So, let’s talk about why I consider these readers instead of picture books (the library world largely agrees with shelving these in picture books, according to my consortium).
The page spreads are ideal for the youngest of beginning readers; the illustration is on the left and the text is on the right. It’s rare to find a picture book that would not utilize both pages at least once in the book. The text is large and fairly easy to read. (It would be easiest on a white background though — point made.)
Words are introduced gradually. I’m thinking particularly of “Lamby Lamb” where Lamby Lamb is told not to put on his pants, shirt, coat, and hat on separate pages. The phrase “Don’t put on your ____” is repeated over and over again with one slight variation of “Don’t remember your umbrella” as the last page of Lamby Lamb getting dressed. While ‘remember’ and ‘umbrella’ are harder words for beginning readers, the illustrations give the context clue for umbrella.
I also think that the trim size of the book gets lost in picture books. I’ve worked at a library with spine-out shelving and and a library with face-out bin shelving. These books (also Peter Rabbit & the Mr. Men and Little Miss books) get hidden behind the more standard sized picture books. In readers though, this trim size is just perfect for kids to hold on their own.
Finally, these aren’t daunting in the least. They are easily worked through in one sitting, with or without an adult’s help depending on the reader. It’s why I think they are ideal beginning readers.
I already discussed a lot of what I would normally say in difficulty under the first section, so this one will mostly be hard statistics.
“Lamby Lamb” has 22 unique words and is only 24 pages long. The other books are similar: “Whaley Whale” has 17 unique words. “Crabby Crab” has 31 unique words and “Clammy Clam” has only six!
None of the books have been Lexiled, but three of them do have AR tests. The range of AR difficulty is between 0.7-1.1.
What resonates so much for me with these books are their spot-on child humor.

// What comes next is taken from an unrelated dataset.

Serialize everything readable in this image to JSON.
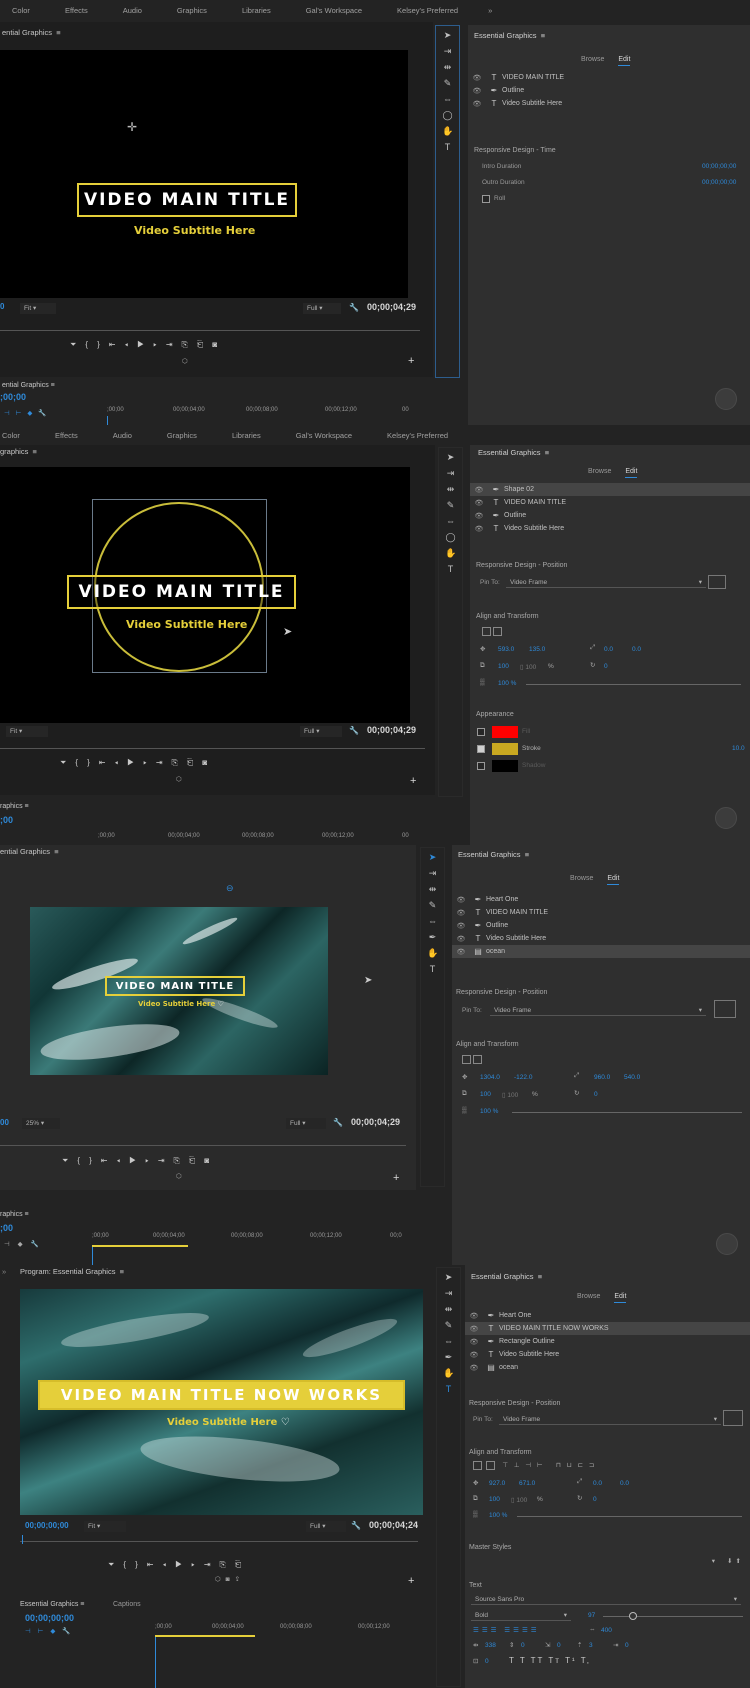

Doggy Dog doesn’t know what he is — a cat or a lampshade? Whaley Whale is hiding in plain sight. Lamby Lamb falls victim to reverse psychology and gets ready. Sluggy Slug does not want to move and loves saying NO!
I’m so ridiculously glad that Abrams has brought these little gems back in-print. And I think a thousand more libraries need to order them so that we can get the last four re-printed and maybe even more at the article above mentions is a possibility.
Dates to Remember
None at the moment. I am hoping that Abrams will re-release the last four previously released titles. I’ll keep you posted if I hear word of it!
It’s so smart to put these in early readers! They’ve been sitting on the shelf for months over in picture books and I couldn’t figure out why. Obviously they weren’t being promoted to the right audience. Thank you for such a great idea!
I’ve been thinking about moving the Gossie series by Oliver Dunrea too. (Although those they started releasing in a reader format…)